By Nick MentaMay 25, 2018, 8:40 pm

A former U.S. Open champion appears to be finding his form just three weeks ahead of the year's second major.

Justin Rose ascended to the top of the leaderboard Friday at the Fort Worth Invitational, with rounds of 66-64 pushing him to 10 under par for the week.

Through 36 holes at Colonial, Rose has marked down 12 birdies and just two bogeys.

"Yeah, I did a lot of good things today," Rose said. "I think, you know, the end of my round got a little scrappy, but until the last three holes it was pretty flawless. I think I hit every fairway pretty much and obviously every green to that point. ...

"Yeah, the way I played through, I guess through my first 15 holes today, was about as good as I've played in a long time."


Full-field scores from the Fort Worth Invitational

Fort Worth Invitational: Articles, photos and videos


Rose won in back-to-back weeks last fall, stunning Dustin Johnson at the WGC-HSBC Championship and riding that victory right into another at the Turkish Airlines Open.

Now the 2013 U.S. Open winner at Merion feels himself once again rounding into form ahead of this year's Open at Shinnecock. A final-round 66 at The Players gave Rose something to focus on in his recent practice sessions with swing coach Sean Foley, as the two work to shore up the timing of Rose's transition into the downswing.

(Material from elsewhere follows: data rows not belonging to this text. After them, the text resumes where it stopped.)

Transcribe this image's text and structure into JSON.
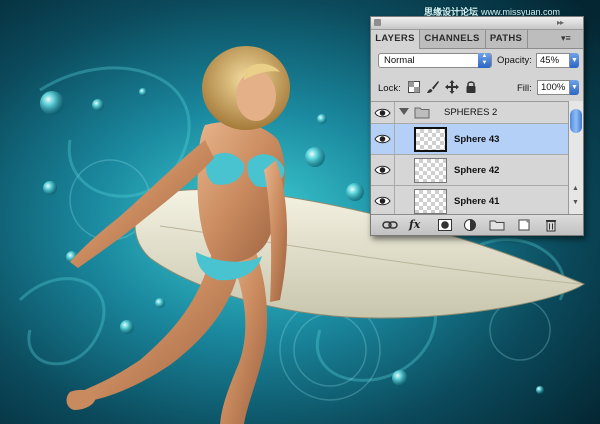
{
  "watermark": {
    "site_cn": "思缘设计论坛",
    "site_url": "www.missyuan.com"
  },
  "layers_panel": {
    "tabs": [
      {
        "label": "LAYERS",
        "active": true
      },
      {
        "label": "CHANNELS",
        "active": false
      },
      {
        "label": "PATHS",
        "active": false
      }
    ],
    "panel_menu_icon": "panel-menu-icon",
    "blend_mode": "Normal",
    "opacity_label": "Opacity:",
    "opacity_value": "45%",
    "lock_label": "Lock:",
    "lock_icons": [
      "lock-transparent-icon",
      "lock-paint-icon",
      "lock-move-icon",
      "lock-all-icon"
    ],
    "fill_label": "Fill:",
    "fill_value": "100%",
    "group": {
      "name": "SPHERES 2",
      "expanded": true,
      "visible": true
    },
    "layers": [
      {
        "name": "Sphere 43",
        "selected": true,
        "visible": true
      },
      {
        "name": "Sphere 42",
        "selected": false,
        "visible": true
      },
      {
        "name": "Sphere 41",
        "selected": false,
        "visible": true
      }
    ],
    "footer_icons": [
      "link-layers-icon",
      "fx-icon",
      "layer-mask-icon",
      "adjustment-layer-icon",
      "new-group-icon",
      "new-layer-icon",
      "trash-icon"
    ],
    "footer_fx_label": "fx"
  },
  "colors": {
    "background_dark": "#05303d",
    "background_teal": "#2fb6c0",
    "panel_gray": "#d4d4d4",
    "selection_blue": "#b4d0f6",
    "accent_blue": "#2c66c4"
  }
}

As for his decision to tee it up at Colonial for the first time since 2010, "It was more the run of form really," Rose explained. "I feel like if I didn't play here it was going to be a little spotty going into the U.S. Open. I felt like I wanted to play enough golf where I would have a good read on my game going into Shinnecock.

"So rather than the venue it was more the timing, but it's obviously it's just such a bonus to be on a great layout like this."

For whatever reason, Rose does tend to play his best golf at iconic venues, having won PGA Tour events at Muirfield Village, Aronimink, Cog Hill, Doral, Merion and Congressional.